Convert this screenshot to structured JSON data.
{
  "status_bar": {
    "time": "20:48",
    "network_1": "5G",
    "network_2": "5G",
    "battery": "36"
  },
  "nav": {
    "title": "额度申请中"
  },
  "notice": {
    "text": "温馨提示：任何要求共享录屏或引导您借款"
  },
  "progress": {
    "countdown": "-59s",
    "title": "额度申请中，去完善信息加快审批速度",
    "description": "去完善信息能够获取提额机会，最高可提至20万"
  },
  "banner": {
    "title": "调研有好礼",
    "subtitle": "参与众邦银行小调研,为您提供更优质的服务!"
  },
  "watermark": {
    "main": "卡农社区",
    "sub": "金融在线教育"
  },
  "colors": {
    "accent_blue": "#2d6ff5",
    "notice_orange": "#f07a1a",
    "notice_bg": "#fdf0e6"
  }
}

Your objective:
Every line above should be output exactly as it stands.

Output of the exercise:
Convert this screenshot to structured JSON data.
{
  "status_bar": {
    "time": "20:48",
    "network_1": "5G",
    "network_2": "5G",
    "battery": "36"
  },
  "nav": {
    "title": "额度申请中"
  },
  "notice": {
    "text": "温馨提示：任何要求共享录屏或引导您借款"
  },
  "progress": {
    "countdown": "-59s",
    "title": "额度申请中，去完善信息加快审批速度",
    "description": "去完善信息能够获取提额机会，最高可提至20万"
  },
  "banner": {
    "title": "调研有好礼",
    "subtitle": "参与众邦银行小调研,为您提供更优质的服务!"
  },
  "watermark": {
    "main": "卡农社区",
    "sub": "金融在线教育"
  },
  "colors": {
    "accent_blue": "#2d6ff5",
    "notice_orange": "#f07a1a",
    "notice_bg": "#fdf0e6"
  }
}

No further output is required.